- [MATERIAL FOR THE TASK]

Content starts

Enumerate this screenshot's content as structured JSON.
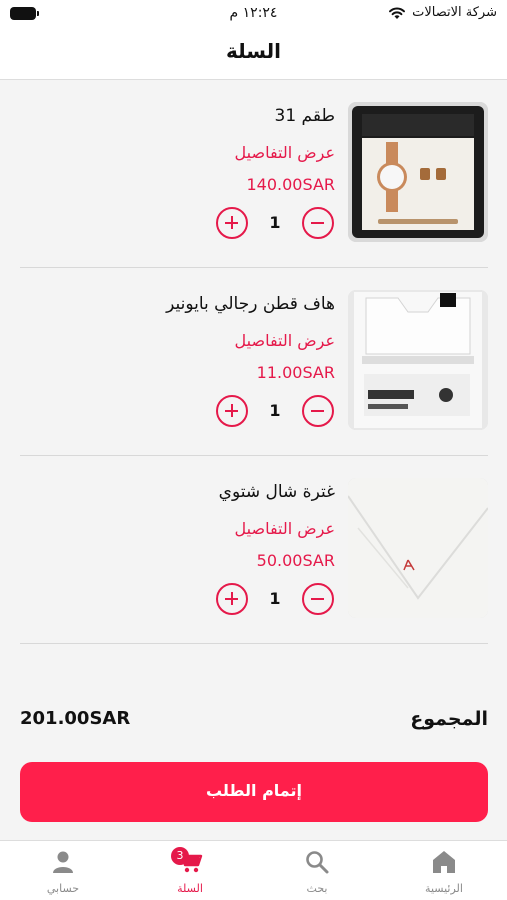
{
  "status_bar": {
    "carrier": "شركة الاتصالات",
    "time": "١٢:٢٤ م"
  },
  "header": {
    "title": "السلة"
  },
  "cart": {
    "items": [
      {
        "name": "طقم 31",
        "details_label": "عرض التفاصيل",
        "price": "140.00SAR",
        "quantity": "1",
        "image": "watch-gift-set"
      },
      {
        "name": "هاف قطن رجالي بايونير",
        "details_label": "عرض التفاصيل",
        "price": "11.00SAR",
        "quantity": "1",
        "image": "pioneer-undershirt-package"
      },
      {
        "name": "غترة شال شتوي",
        "details_label": "عرض التفاصيل",
        "price": "50.00SAR",
        "quantity": "1",
        "image": "white-shemagh"
      }
    ],
    "total_label": "المجموع",
    "total_value": "201.00SAR",
    "checkout_label": "إتمام الطلب"
  },
  "tab_bar": {
    "tabs": [
      {
        "label": "حسابي",
        "icon": "person-icon",
        "active": false
      },
      {
        "label": "السلة",
        "icon": "cart-icon",
        "active": true,
        "badge": "3"
      },
      {
        "label": "بحث",
        "icon": "search-icon",
        "active": false
      },
      {
        "label": "الرئيسية",
        "icon": "home-icon",
        "active": false
      }
    ]
  },
  "colors": {
    "accent": "#e5194a",
    "button": "#ff1f4b",
    "background": "#f4f4f4"
  }
}
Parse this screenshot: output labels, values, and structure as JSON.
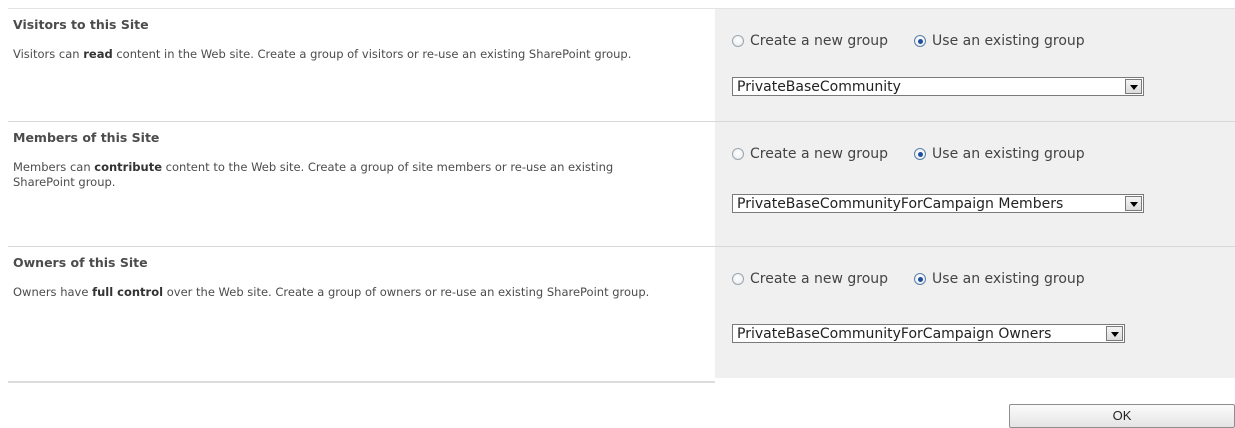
{
  "sections": [
    {
      "title": "Visitors to this Site",
      "text_pre": "Visitors can ",
      "text_bold": "read",
      "text_post": " content in the Web site. Create a group of visitors or re-use an existing SharePoint group.",
      "radio_new_label": "Create a new group",
      "radio_existing_label": "Use an existing group",
      "selected": "existing",
      "select_value": "PrivateBaseCommunity"
    },
    {
      "title": "Members of this Site",
      "text_pre": "Members can ",
      "text_bold": "contribute",
      "text_post": " content to the Web site. Create a group of site members or re-use an existing SharePoint group.",
      "radio_new_label": "Create a new group",
      "radio_existing_label": "Use an existing group",
      "selected": "existing",
      "select_value": "PrivateBaseCommunityForCampaign Members"
    },
    {
      "title": "Owners of this Site",
      "text_pre": "Owners have ",
      "text_bold": "full control",
      "text_post": " over the Web site. Create a group of owners or re-use an existing SharePoint group.",
      "radio_new_label": "Create a new group",
      "radio_existing_label": "Use an existing group",
      "selected": "existing",
      "select_value": "PrivateBaseCommunityForCampaign Owners"
    }
  ],
  "ok_label": "OK"
}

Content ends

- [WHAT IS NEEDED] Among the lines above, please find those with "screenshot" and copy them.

- [RESULT BELOW]
Enumerate this screenshot's content as structured JSON.
Parse this screenshot: output labels, values, and structure as JSON.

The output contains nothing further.